As is often the case, after having successfully fabricated the prop stand, Muthukumar chanced upon a Norton prop stand from an acquaintance, which was then duly repainted and fitted onto the WD16H. Muthukumar nonchalantly tells this isn’t something you crib about. He just takes it in stride, and moves onto the next phase.
Engine & Transmission
Then engine and transmission were then diassembled to replace worn parts. The gearbox had a chunk of metal dislodged, which had to fixed by welding. A bearing mounted on the top gear rod had given up and had to be replaced. It was then Muthukumar realized that the bearing was of a ‘floating’ kind that allowed for slight play along the axis of the rod, and such bearings were not available locally. Another acquaintance helped procure the bearing, a Swedish SKF make.
Muthukumar also decided to swap the piston for a new Hepolite Piston brought down from the UK. The exhaust can was in good shape and needed just a little fixing up, whereas the exhaust pipe was completely damaged and had to to be fabricated.

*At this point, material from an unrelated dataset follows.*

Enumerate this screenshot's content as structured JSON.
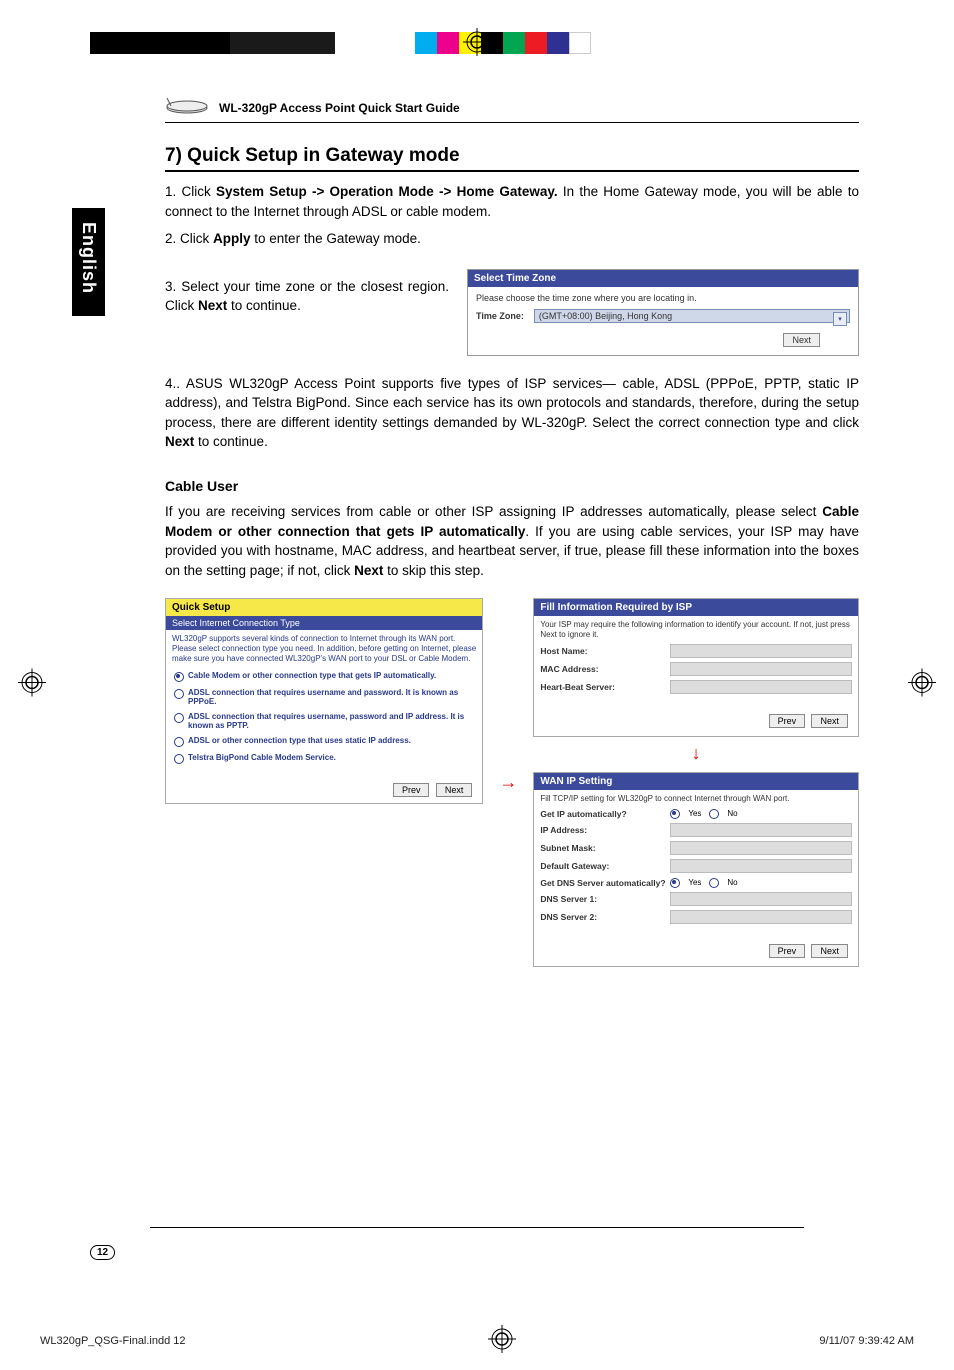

The Clutch Plates for the Norton and various other bikes and cars of that period used cork to provide the friction necessary to transmit power. Back then, re-corking the plates would have been but a simple task. Now though, you need to as resourceful as Muthukumar, procuring cork from bottle recyclers, ( who have a colloquial numbering system for corks of various sizes) and then machining them to the required dimensions. Muthukumar recommends soaking the cork in water, which makes it flexible enough to be pushed into the openings in the clutch plate.
The crankcase, also has a shield, probably to protect the underside from the unforgiving terrain. Muthukumar also brings to my notice that the tank, has relatively thick sheet metal probably to protect the fuel tank in the event of a crash, whereas the rest of the components have a higher gauge ( less thickness), compared to other British motorcycle of that period. Muthukumar suggests, this was probably done with intent to keep the motorcycle lighter.
The insulation for the wiring in the British singles of that period were of the cloth type. Some restorers prefer to use a synthetic lookalike that does the job. Muthukumar didn’t have any such inclination, he preferred a good quality PVC wiring which was then covered up with dyed cloth tape that gives pretty much the same results. Come to think of it, this method, where the restorer puts in more effort to achieve the required result must be more fulfilling than simply slapping on a synthetic substitute he knows is meant to decieve and do nothing much else.
Some components were chromed, some given a cadmium coating and the matt paint with just a hint of gloss, chosen after a lot of trial and error was sprayed and the machine restored to its glory days.
There is one bit of information regarding the engine rebuild that I’d purposely pushed to the end of this page. Muthukumar had procured a ‘new’ old stock crankpin and even though the one in the engine was worthy of operation, he replaced it. He says, the joy and thrill of finding an original component and replacing it in the motorcycle is unparalleled. After having spent time listening to him recount the restoration process, being led through the roller coaster of emotions he rode through, I wonder if I even have the right to disagree, if I wanted to. I’m left in as much awe as I was before being acquainted with the Norton. I realized that with classics like these, a sense of familiarity doesn’t do much to diminish the respect nor the awe you have for the motorcycle. I would also extrapolate this realization to the man, Mr. Muthukumar.
Though I’ve removed the ‘Mr.’ for the convenience of writing, I simply cannot picture myself being on a first name basis with him. Neither can I drop the ‘Sir’ when in conversation. I bet the Queen herself would not want me to.